***** RECORDS TO USE

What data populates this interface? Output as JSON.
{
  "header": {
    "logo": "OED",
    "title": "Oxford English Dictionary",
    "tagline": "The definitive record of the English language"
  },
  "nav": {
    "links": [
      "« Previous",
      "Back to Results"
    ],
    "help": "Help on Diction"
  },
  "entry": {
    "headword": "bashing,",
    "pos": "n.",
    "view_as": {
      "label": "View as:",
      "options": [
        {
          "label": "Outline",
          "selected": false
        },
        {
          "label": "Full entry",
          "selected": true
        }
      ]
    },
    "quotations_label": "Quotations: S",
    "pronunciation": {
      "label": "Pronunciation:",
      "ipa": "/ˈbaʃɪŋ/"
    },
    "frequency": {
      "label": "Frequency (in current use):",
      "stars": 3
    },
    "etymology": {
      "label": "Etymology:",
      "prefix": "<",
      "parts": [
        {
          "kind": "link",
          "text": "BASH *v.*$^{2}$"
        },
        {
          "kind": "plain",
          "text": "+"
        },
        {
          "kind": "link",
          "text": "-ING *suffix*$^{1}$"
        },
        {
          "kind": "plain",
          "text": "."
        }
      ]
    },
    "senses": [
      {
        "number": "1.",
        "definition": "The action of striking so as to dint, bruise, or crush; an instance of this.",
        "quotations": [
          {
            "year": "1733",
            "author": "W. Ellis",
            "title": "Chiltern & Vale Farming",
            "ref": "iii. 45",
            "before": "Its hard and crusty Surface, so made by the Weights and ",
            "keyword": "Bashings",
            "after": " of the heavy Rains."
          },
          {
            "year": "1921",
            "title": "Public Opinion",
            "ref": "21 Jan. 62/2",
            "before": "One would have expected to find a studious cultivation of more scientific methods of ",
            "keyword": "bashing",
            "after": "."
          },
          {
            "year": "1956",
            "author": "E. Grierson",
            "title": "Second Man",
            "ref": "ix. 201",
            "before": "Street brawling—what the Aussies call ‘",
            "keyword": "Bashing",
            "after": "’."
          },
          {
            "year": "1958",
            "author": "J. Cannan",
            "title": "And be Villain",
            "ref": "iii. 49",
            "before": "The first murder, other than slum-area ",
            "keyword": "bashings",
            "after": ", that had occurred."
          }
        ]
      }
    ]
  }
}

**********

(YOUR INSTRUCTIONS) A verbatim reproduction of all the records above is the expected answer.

(EXERCISE RESULT)
What data populates this interface? Output as JSON.
{
  "header": {
    "logo": "OED",
    "title": "Oxford English Dictionary",
    "tagline": "The definitive record of the English language"
  },
  "nav": {
    "links": [
      "« Previous",
      "Back to Results"
    ],
    "help": "Help on Diction"
  },
  "entry": {
    "headword": "bashing,",
    "pos": "n.",
    "view_as": {
      "label": "View as:",
      "options": [
        {
          "label": "Outline",
          "selected": false
        },
        {
          "label": "Full entry",
          "selected": true
        }
      ]
    },
    "quotations_label": "Quotations: S",
    "pronunciation": {
      "label": "Pronunciation:",
      "ipa": "/ˈbaʃɪŋ/"
    },
    "frequency": {
      "label": "Frequency (in current use):",
      "stars": 3
    },
    "etymology": {
      "label": "Etymology:",
      "prefix": "<",
      "parts": [
        {
          "kind": "link",
          "text": "BASH *v.*$^{2}$"
        },
        {
          "kind": "plain",
          "text": "+"
        },
        {
          "kind": "link",
          "text": "-ING *suffix*$^{1}$"
        },
        {
          "kind": "plain",
          "text": "."
        }
      ]
    },
    "senses": [
      {
        "number": "1.",
        "definition": "The action of striking so as to dint, bruise, or crush; an instance of this.",
        "quotations": [
          {
            "year": "1733",
            "author": "W. Ellis",
            "title": "Chiltern & Vale Farming",
            "ref": "iii. 45",
            "before": "Its hard and crusty Surface, so made by the Weights and ",
            "keyword": "Bashings",
            "after": " of the heavy Rains."
          },
          {
            "year": "1921",
            "title": "Public Opinion",
            "ref": "21 Jan. 62/2",
            "before": "One would have expected to find a studious cultivation of more scientific methods of ",
            "keyword": "bashing",
            "after": "."
          },
          {
            "year": "1956",
            "author": "E. Grierson",
            "title": "Second Man",
            "ref": "ix. 201",
            "before": "Street brawling—what the Aussies call ‘",
            "keyword": "Bashing",
            "after": "’."
          },
          {
            "year": "1958",
            "author": "J. Cannan",
            "title": "And be Villain",
            "ref": "iii. 49",
            "before": "The first murder, other than slum-area ",
            "keyword": "bashings",
            "after": ", that had occurred."
          }
        ]
      }
    ]
  }
}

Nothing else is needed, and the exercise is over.